Under the compromise agreement entered into in 1944, the senior partners released each of the junior partners from the obligation to repay his share of the 1937-1939 losses in consideration of $500 paid by one, and $1,000 paid by the other junior partner, plus the relinquishment of the 5 per cent interest of each junior partner in the trading account entitled ‘A. L. Stamm & Co. December 31, 1939 Accounts in Liquidation.‘ Thereafter, the amount of the indebtedness owing from the junior partners which was charged off as a result of the compromise was not treated as a current operating expense or as a loss of the partnership in 1944 but was handled as a capital transaction between the partners, which was reflected on the partnership books by appropriate reductions in the capital accounts of the senior partners.

Had the partnership been terminated and liquidated incident to the compromise, it may well be that the difference between the total amount recovered from the junior partners and the amount of the indebtedness would have been deductible by the senior partners insofar as it resulted in a loss of their original investments of capital. However, the compromise did not entail a liquidation of the partnership or the disposition of the interest of any partner. It was a capital transaction and its net effect was to enlarge the partnership interests of the senior partners and to reduce the partnership interests of the junior partners. Moreover, the fluctuation of the firm's equity in the trading account from a value of $27,378.22 on December 12, 1944, to a value of $60,656.35 on December 29, 1944, is evidence that whether the petitioners would ultimately suffer a loss in their capital investments from the readjustment of partnership interests could not be known until an identifiable event occurred in connection with the partnership interests which would serve to register their gain or loss. Such an event would be the liquidation of the partnership as was present in Charles S. Guggenheimer, 8 T.C. 789, or the sale or other disposition of the partnership interest of either senior partner.

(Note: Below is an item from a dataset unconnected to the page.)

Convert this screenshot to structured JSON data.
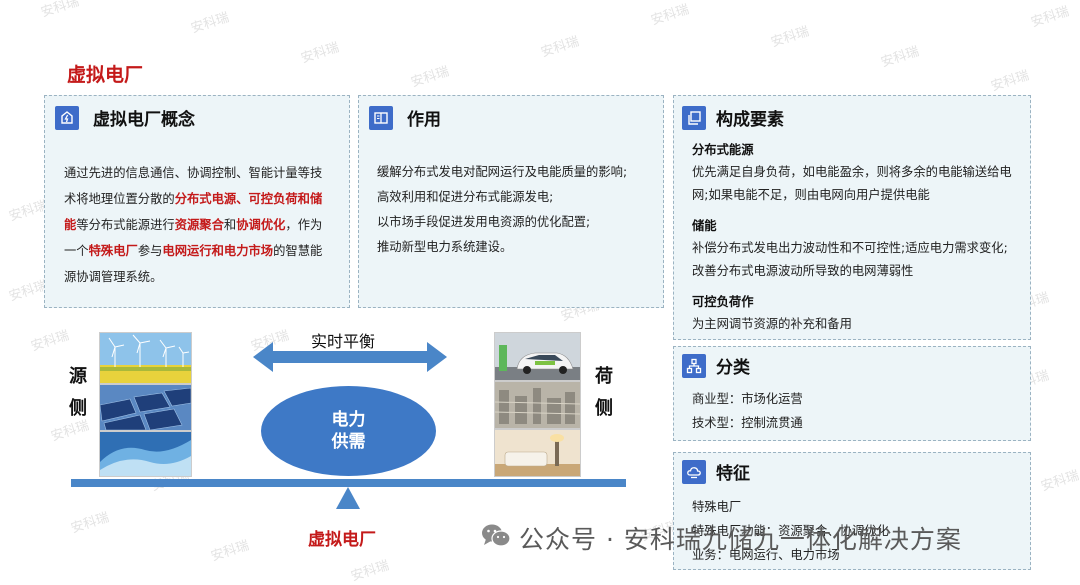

The deduction claimed by petitioner, in our opinion, cannot be characterized as an ordinary and necessary business or nonbusiness expense of the partnership or the petitioners; nor were the amounts in controversy intended as additional compensation to the junior partners for services rendered the business in prior years or during the taxable year. On the contrary, the compromise was carried out with the hope that the juniors once relieved of the burden of their debts would remain with the business in the future.

The compromise having been effectuated by means of a readjustment of the partnership interests between the partners, it follows that the determination of the ultimate gain or loss to the petitioners therefrom must be postponed until such time as the partnership is liquidated or their partnership interests are otherwise disposed of and their capital accounts closed out. The respondent's determination that the amounts in controversy are not deductible by the petitioners in 1944 as ordinary and necessary business or nonbusiness expense under sections 23(a)(1)(A) and 23(a)(2), respectively, or as losses under sections 23(e)(1) and 23(e)(2) is, therefore, sustained.

Decision will be entered under Rule 50.